How advertising giant Dentsu’s using RPA to “elevate our people’s potential and enable them to do the creative, strategic, and high value work that provides value to clients”
London -based Dentsu International is a global advertising and public relations leader, offering best-in-class services and solutions in media, customer experience management, and creative, it operates in over 145 markets worldwide and has over 45,000 dedicated specialists on staff.
In 2017, the firm found itself facing a specific business problem: junior/mid-level employees were struggling with workload by taking on high volume, low-value tasks which were business critical but highly manual and repetitive. These tasks, its Chief Technology Officer, Shiva Vannavada, told RockingRobots, were mostly focused on amedia bill pay business process that relied on legacy third party applications.
“The output from these processes had a high margin of error; not because people were not doing their work, but because people are not meant to be manual transcribing over 3,000 invoices from an Excel file to an antiquated user interface each week,” he notes.
“A 95% reduction in manual effort, happier employees, and dramatically fewer errors”
Dentu’s managers decided to step in and end the tedium and the burnout, and implemented a number of RPA proofs of concept to, in his words, “Elevate our people’s potential and enable them to do the creative, strategic, and high value work that excites them and provides value to our clients.”
Eventually, UiPath was chosen as the ideal partner for achieving this, as Dentsu felt it offered a holistic automation platform of which RPA is a key product/component. The company believes it has now developed a “very strong” automation capability for its industry, and will continue to work so that the company can experience the benefits that come with a digital workforce.
How this journey started: Vannavada stresses that the idea was not to automate any bad processes, but to use the introduction of robots to fix things. For example, his team identified an issue where suppliers/publishers were submitting invoices for different amounts than had been expected, but instead of just wrapping RPA on top of the reconciliation process, the issue was traced upstream from the back office to the mid-office where it seemed team members were not always clear on the right calculations to perform when actualising spends.
“We solved this by using RPA to proactively pull data from various sources and run the transformation/calculations based on our supplier terms and conditions, then notify the suppliers what we were expecting to be invoiced weeks prior to them even generating the invoice,” he states. “As a result, in this one process we have seen up to a 95% reduction in manual effort, happier employees, and dramatically fewer errors.”
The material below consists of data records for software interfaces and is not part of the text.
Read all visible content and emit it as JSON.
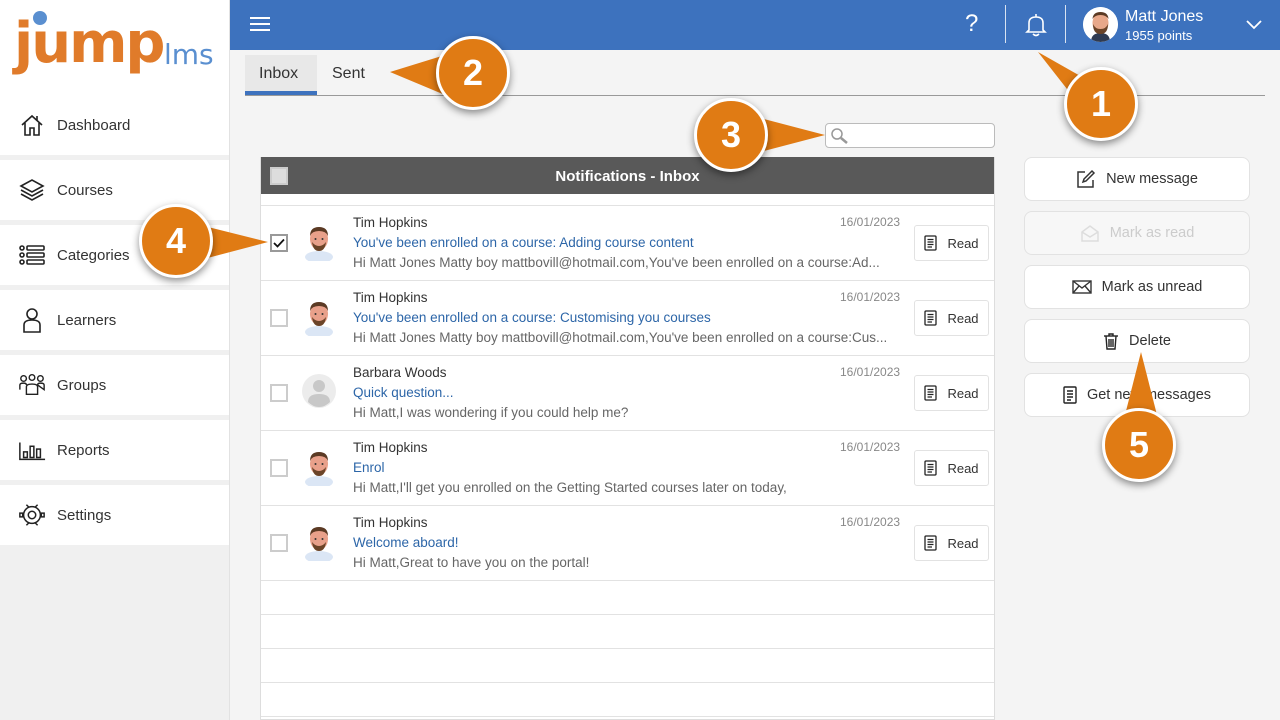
{
  "app": {
    "logo_main": "jump",
    "logo_sub": "lms"
  },
  "sidebar": {
    "items": [
      {
        "label": "Dashboard",
        "icon": "home-icon"
      },
      {
        "label": "Courses",
        "icon": "layers-icon"
      },
      {
        "label": "Categories",
        "icon": "list-icon"
      },
      {
        "label": "Learners",
        "icon": "user-icon"
      },
      {
        "label": "Groups",
        "icon": "group-icon"
      },
      {
        "label": "Reports",
        "icon": "bar-chart-icon"
      },
      {
        "label": "Settings",
        "icon": "gear-icon"
      }
    ]
  },
  "topbar": {
    "help_glyph": "?",
    "user_name": "Matt Jones",
    "user_points": "1955 points"
  },
  "tabs": [
    {
      "label": "Inbox",
      "active": true
    },
    {
      "label": "Sent",
      "active": false
    }
  ],
  "search": {
    "value": "",
    "placeholder": ""
  },
  "table": {
    "title": "Notifications - Inbox",
    "read_label": "Read",
    "rows": [
      {
        "sender": "Tim Hopkins",
        "subject": "You've been enrolled on a course: Adding course content",
        "preview": "Hi Matt Jones Matty boy mattbovill@hotmail.com,You've been enrolled on a course:Ad...",
        "date": "16/01/2023",
        "checked": true,
        "avatar": "male"
      },
      {
        "sender": "Tim Hopkins",
        "subject": "You've been enrolled on a course: Customising you courses",
        "preview": "Hi Matt Jones Matty boy mattbovill@hotmail.com,You've been enrolled on a course:Cus...",
        "date": "16/01/2023",
        "checked": false,
        "avatar": "male"
      },
      {
        "sender": "Barbara Woods",
        "subject": "Quick question...",
        "preview": "Hi Matt,I was wondering if you could help me?",
        "date": "16/01/2023",
        "checked": false,
        "avatar": "placeholder"
      },
      {
        "sender": "Tim Hopkins",
        "subject": "Enrol",
        "preview": "Hi Matt,I'll get you enrolled on the Getting Started courses later on today,",
        "date": "16/01/2023",
        "checked": false,
        "avatar": "male"
      },
      {
        "sender": "Tim Hopkins",
        "subject": "Welcome aboard!",
        "preview": "Hi Matt,Great to have you on the portal!",
        "date": "16/01/2023",
        "checked": false,
        "avatar": "male"
      }
    ]
  },
  "actions": [
    {
      "label": "New message",
      "icon": "compose-icon",
      "disabled": false
    },
    {
      "label": "Mark as read",
      "icon": "envelope-open-icon",
      "disabled": true
    },
    {
      "label": "Mark as unread",
      "icon": "envelope-icon",
      "disabled": false
    },
    {
      "label": "Delete",
      "icon": "trash-icon",
      "disabled": false
    },
    {
      "label": "Get new messages",
      "icon": "document-icon",
      "disabled": false
    }
  ],
  "callouts": [
    "1",
    "2",
    "3",
    "4",
    "5"
  ],
  "colors": {
    "topbar": "#3d72be",
    "accent_orange": "#e07b14",
    "table_header": "#595959",
    "link_blue": "#2d66a8"
  }
}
That isn’t the only metric of success Vannavada offered us for the impact of automation at his company. “In the initial stages of automation/RPA, we were acutely focused on reduction in manual effort hours and tying cost against those hours,” he says. “This was the cleanest and most agreeable way for us to show ROI for the investment.” And since 2017, he goes on, RPA projects have saved over 125,000 hours of work directly but also “exponentially more” hours from preventing manual re-work.
New metrics for workplace success
But as we heard, RPA at Dentu isn’t just about rationalising processes, and is is eager to show how. And intriguingly, his colleague Brian Klochkoff, Head of Automation, Americas, sees it as part of a structured move to a genuinely blended, human-software workforce:
“We are now more interested in learning how RPA qualitatively enables and empowers our people to be their brilliant selves. From the top-down, we will always be looking at manual hours reduced, exception rates, number of ideas/solutions, process cycle times, and other KPIs via our orchestration insights; but we are keen to evolve beyond that soon, but now that they have a complementary digital workforce working side by side with them, we are looking to better understand how citizen developers and automation consumers qualify their employee experience via employee testimonials, automation community building, and peer to peer knowledge sharing and engagement. And as we gradually shift from a manual effort, hourly based KPI, we are looking at metrics such as employee satisfaction, retention rates, internal mobility, promotability, and so on.”
Next steps for RPA at Dentu centre on enabling the automation capability within our functions and service lines through solutions that have meaningful business impact, low maintenance, and business owned sustainability. To achieve this. But that original vision remains in place: “As we seek to elevate our people’s potential by integrating automation and AI into everything we do, we continue to push the limits on how RPA can be applied for the betterment of our employee experience,” he confirms.
See also this article on Dentsu and RPA